Roma, 2017- on going

Going down the solid stone stairs and plunging about eighteen meters into the underground city is like retracing the height of an overturned building, leaving behind the sidewalks and streets, the buzz of traffic and crowds. The distance from the city is infinitely greater than those few dozen steps. The banks of the river draw a place with translated ideal boundaries, far farther than the physical ones. The river is territorially projected into other areas and, vice versa, brings into the city external elements that come from the historic border between Etruria and Latium Vetus. Archaic geographical differences that persist in some aspects relating to light, matter, nature.

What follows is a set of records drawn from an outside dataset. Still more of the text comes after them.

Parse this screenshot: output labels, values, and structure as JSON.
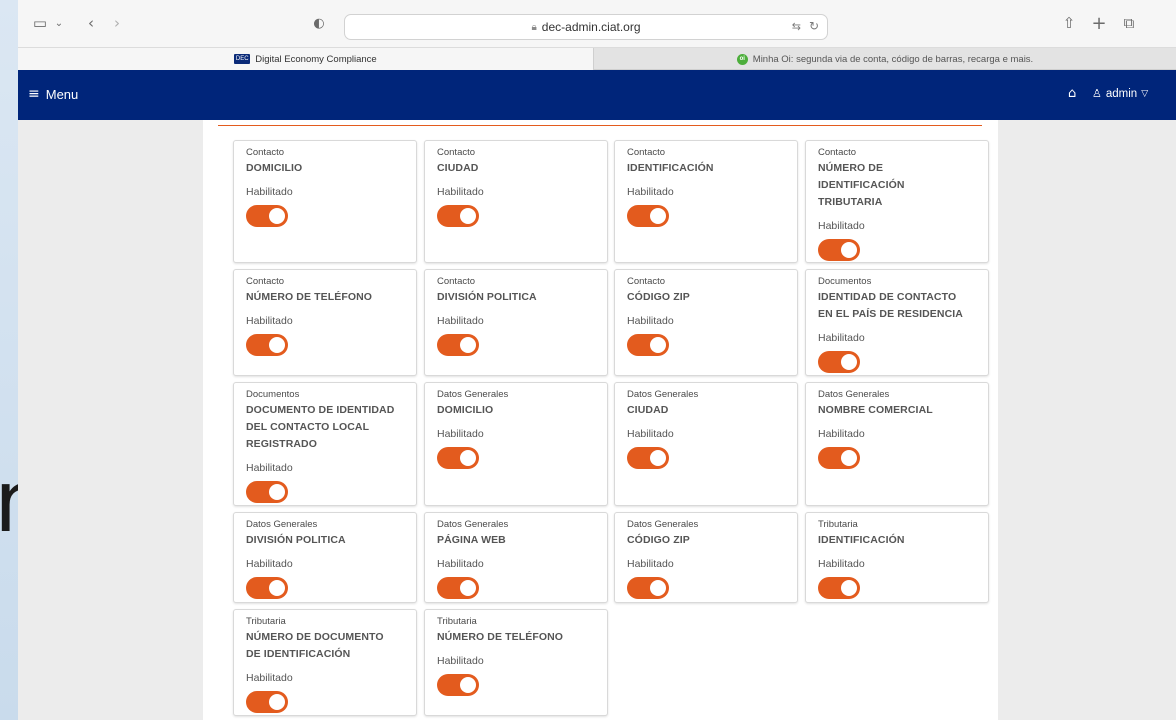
{
  "browser": {
    "url": "dec-admin.ciat.org",
    "tabs": [
      {
        "label": "Digital Economy Compliance",
        "favicon": "DEC",
        "active": true
      },
      {
        "label": "Minha Oi: segunda via de conta, código de barras, recarga e mais.",
        "favicon": "oi",
        "active": false
      }
    ]
  },
  "desktop": {
    "glyph": "n"
  },
  "navbar": {
    "menu_label": "Menu",
    "user_label": "admin"
  },
  "colors": {
    "navbar": "#00257a",
    "accent": "#e35b1e",
    "panel": "#ffffff",
    "page": "#ececec"
  },
  "cards": [
    {
      "category": "Contacto",
      "title": "DOMICILIO",
      "status": "Habilitado",
      "enabled": true
    },
    {
      "category": "Contacto",
      "title": "CIUDAD",
      "status": "Habilitado",
      "enabled": true
    },
    {
      "category": "Contacto",
      "title": "IDENTIFICACIÓN",
      "status": "Habilitado",
      "enabled": true
    },
    {
      "category": "Contacto",
      "title": "NÚMERO DE IDENTIFICACIÓN TRIBUTARIA",
      "status": "Habilitado",
      "enabled": true
    },
    {
      "category": "Contacto",
      "title": "NÚMERO DE TELÉFONO",
      "status": "Habilitado",
      "enabled": true
    },
    {
      "category": "Contacto",
      "title": "DIVISIÓN POLITICA",
      "status": "Habilitado",
      "enabled": true
    },
    {
      "category": "Contacto",
      "title": "CÓDIGO ZIP",
      "status": "Habilitado",
      "enabled": true
    },
    {
      "category": "Documentos",
      "title": "IDENTIDAD DE CONTACTO EN EL PAÍS DE RESIDENCIA",
      "status": "Habilitado",
      "enabled": true
    },
    {
      "category": "Documentos",
      "title": "DOCUMENTO DE IDENTIDAD DEL CONTACTO LOCAL REGISTRADO",
      "status": "Habilitado",
      "enabled": true
    },
    {
      "category": "Datos Generales",
      "title": "DOMICILIO",
      "status": "Habilitado",
      "enabled": true
    },
    {
      "category": "Datos Generales",
      "title": "CIUDAD",
      "status": "Habilitado",
      "enabled": true
    },
    {
      "category": "Datos Generales",
      "title": "NOMBRE COMERCIAL",
      "status": "Habilitado",
      "enabled": true
    },
    {
      "category": "Datos Generales",
      "title": "DIVISIÓN POLITICA",
      "status": "Habilitado",
      "enabled": true
    },
    {
      "category": "Datos Generales",
      "title": "PÁGINA WEB",
      "status": "Habilitado",
      "enabled": true
    },
    {
      "category": "Datos Generales",
      "title": "CÓDIGO ZIP",
      "status": "Habilitado",
      "enabled": true
    },
    {
      "category": "Tributaria",
      "title": "IDENTIFICACIÓN",
      "status": "Habilitado",
      "enabled": true
    },
    {
      "category": "Tributaria",
      "title": "NÚMERO DE DOCUMENTO DE IDENTIFICACIÓN",
      "status": "Habilitado",
      "enabled": true
    },
    {
      "category": "Tributaria",
      "title": "NÚMERO DE TELÉFONO",
      "status": "Habilitado",
      "enabled": true
    }
  ]
}
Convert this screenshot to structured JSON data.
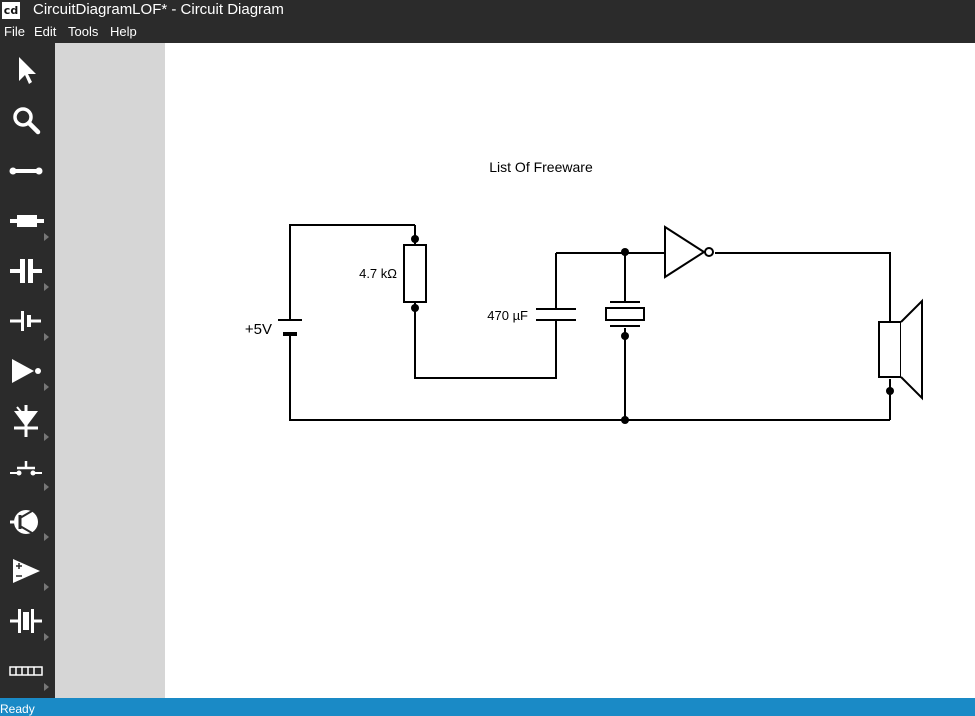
{
  "window": {
    "icon_text": "cd",
    "title": "CircuitDiagramLOF* - Circuit Diagram"
  },
  "menu": {
    "items": [
      "File",
      "Edit",
      "Tools",
      "Help"
    ]
  },
  "toolbox": {
    "tools": [
      {
        "icon": "pointer-icon"
      },
      {
        "icon": "magnifier-icon"
      },
      {
        "icon": "wire-icon"
      },
      {
        "icon": "resistor-icon"
      },
      {
        "icon": "capacitor-icon"
      },
      {
        "icon": "battery-icon"
      },
      {
        "icon": "logic-not-gate-icon"
      },
      {
        "icon": "diode-icon"
      },
      {
        "icon": "push-switch-icon"
      },
      {
        "icon": "transistor-icon"
      },
      {
        "icon": "op-amp-icon"
      },
      {
        "icon": "crystal-icon"
      },
      {
        "icon": "segmented-display-icon"
      }
    ]
  },
  "circuit": {
    "title": "List Of Freeware",
    "labels": {
      "supply": "+5V",
      "resistor": "4.7 kΩ",
      "capacitor": "470 µF"
    }
  },
  "status": {
    "text": "Ready"
  },
  "colors": {
    "chrome": "#2b2b2b",
    "margin": "#d6d6d6",
    "statusbar": "#1a8ac6",
    "canvas": "#ffffff"
  }
}
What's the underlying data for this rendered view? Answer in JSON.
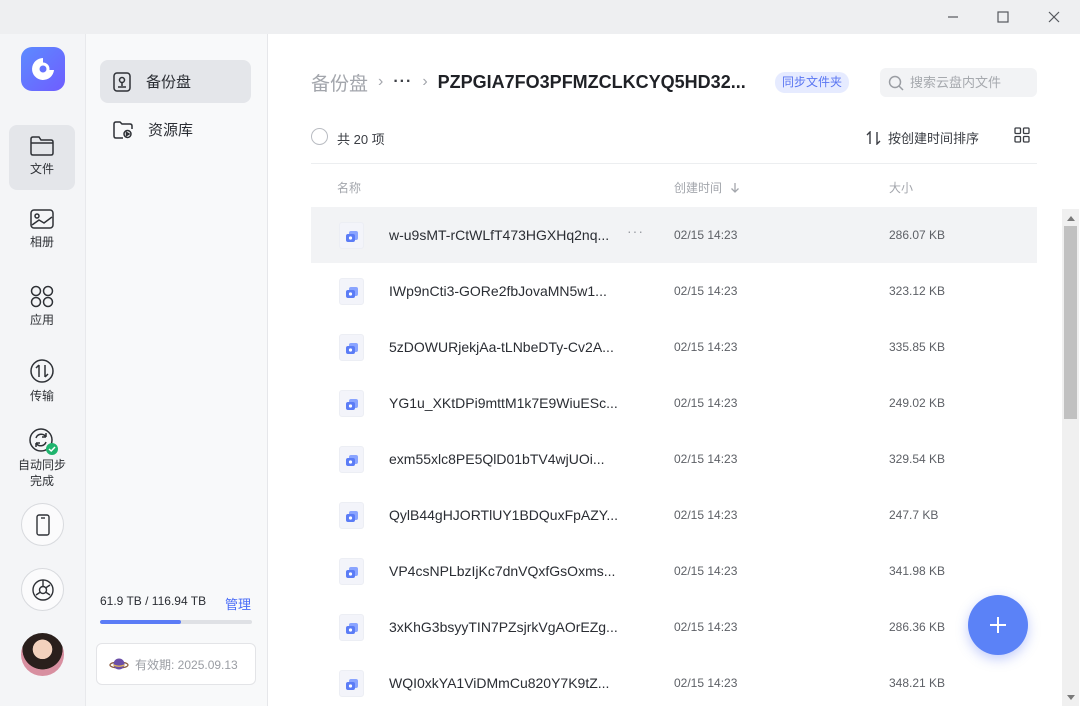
{
  "window": {
    "controls": [
      "minimize",
      "maximize",
      "close"
    ]
  },
  "nav": {
    "items": [
      {
        "label": "文件",
        "icon": "folder-icon",
        "active": true
      },
      {
        "label": "相册",
        "icon": "photo-icon",
        "active": false
      },
      {
        "label": "应用",
        "icon": "apps-icon",
        "active": false
      },
      {
        "label": "传输",
        "icon": "transfer-icon",
        "active": false
      },
      {
        "label": "自动同步\n完成",
        "icon": "sync-icon",
        "active": false
      }
    ],
    "sync_status_color": "#1fb46e",
    "accent": "#5b82f7"
  },
  "panel": {
    "items": [
      {
        "label": "备份盘",
        "icon": "backup-disk-icon",
        "active": true
      },
      {
        "label": "资源库",
        "icon": "library-folder-icon",
        "active": false
      }
    ],
    "storage": {
      "text": "61.9 TB / 116.94 TB",
      "manage_label": "管理",
      "used_fraction": 0.53
    },
    "validity_text": "有效期: 2025.09.13"
  },
  "breadcrumb": {
    "root": "备份盘",
    "sep": "›",
    "more": "···",
    "current": "PZPGIA7FO3PFMZCLKCYQ5HD32..."
  },
  "sync_tag": "同步文件夹",
  "search": {
    "placeholder": "搜索云盘内文件"
  },
  "toolbar": {
    "count": "共 20 项",
    "sort_label": "按创建时间排序"
  },
  "table": {
    "headers": {
      "name": "名称",
      "time": "创建时间",
      "size": "大小"
    },
    "rows": [
      {
        "name": "w-u9sMT-rCtWLfT473HGXHq2nq...",
        "time": "02/15 14:23",
        "size": "286.07 KB"
      },
      {
        "name": "IWp9nCti3-GORe2fbJovaMN5w1...",
        "time": "02/15 14:23",
        "size": "323.12 KB"
      },
      {
        "name": "5zDOWURjekjAa-tLNbeDTy-Cv2A...",
        "time": "02/15 14:23",
        "size": "335.85 KB"
      },
      {
        "name": "YG1u_XKtDPi9mttM1k7E9WiuESc...",
        "time": "02/15 14:23",
        "size": "249.02 KB"
      },
      {
        "name": "exm55xlc8PE5QlD01bTV4wjUOi...",
        "time": "02/15 14:23",
        "size": "329.54 KB"
      },
      {
        "name": "QylB44gHJORTlUY1BDQuxFpAZY...",
        "time": "02/15 14:23",
        "size": "247.7 KB"
      },
      {
        "name": "VP4csNPLbzIjKc7dnVQxfGsOxms...",
        "time": "02/15 14:23",
        "size": "341.98 KB"
      },
      {
        "name": "3xKhG3bsyyTIN7PZsjrkVgAOrEZg...",
        "time": "02/15 14:23",
        "size": "286.36 KB"
      },
      {
        "name": "WQI0xkYA1ViDMmCu820Y7K9tZ...",
        "time": "02/15 14:23",
        "size": "348.21 KB"
      }
    ],
    "row_more": "···"
  }
}
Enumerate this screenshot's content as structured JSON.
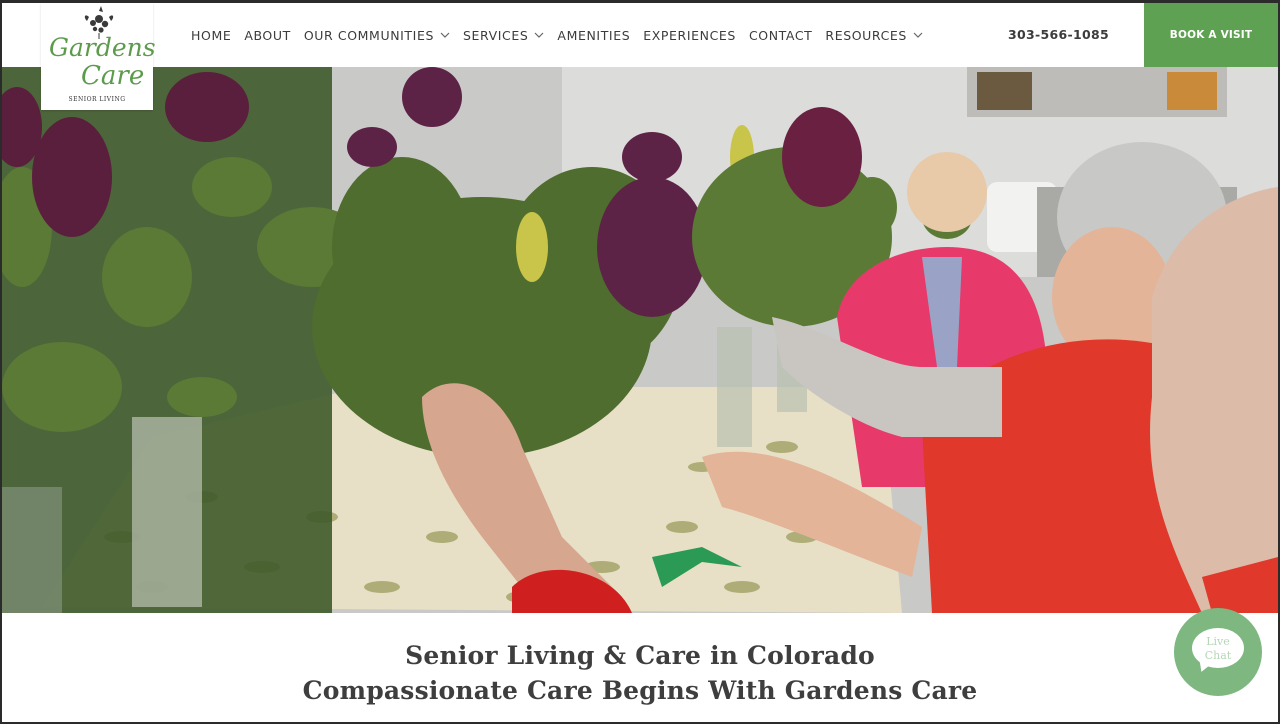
{
  "brand": {
    "name_line1": "Gardens",
    "name_line2": "Care",
    "tagline": "SENIOR LIVING",
    "accent_color": "#5fa152"
  },
  "nav": {
    "items": [
      {
        "label": "HOME",
        "dropdown": false
      },
      {
        "label": "ABOUT",
        "dropdown": false
      },
      {
        "label": "OUR COMMUNITIES",
        "dropdown": true
      },
      {
        "label": "SERVICES",
        "dropdown": true
      },
      {
        "label": "AMENITIES",
        "dropdown": false
      },
      {
        "label": "EXPERIENCES",
        "dropdown": false
      },
      {
        "label": "CONTACT",
        "dropdown": false
      },
      {
        "label": "RESOURCES",
        "dropdown": true
      }
    ],
    "phone": "303-566-1085",
    "book_label": "BOOK A VISIT"
  },
  "hero": {
    "image_icon": "photo-icon"
  },
  "headline": {
    "line1": "Senior Living & Care in Colorado",
    "line2": "Compassionate Care Begins With Gardens Care"
  },
  "chat": {
    "line1": "Live",
    "line2": "Chat",
    "icon": "chat-bubble-icon",
    "color": "#7eb880"
  }
}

The images that add up as we walk along the river take us on an ideal journey that connects to the sacred dimension that the Tiber has always intertwined with Rome, a dimension that allows us to think about the relationship between nature and artifice, between earthly and ultra-worldly places. The river was an almost impassable margin always scrutinized by the hills that surround it because it is essential for life and death, regulator of harvests and natural disasters. This nature endowed with divine power is contrasted by human technique which, through the construction of bridges, allows us to dominate its unpredictability. It is the construction of an order, always in progress, where the limit becomes crossable, the urban community can move, connect between the two banks. To this practical aspect is also added the spiritual one that sees the bridge as a connection with a higher world and its builder, the Pontifex, the priest of this rite.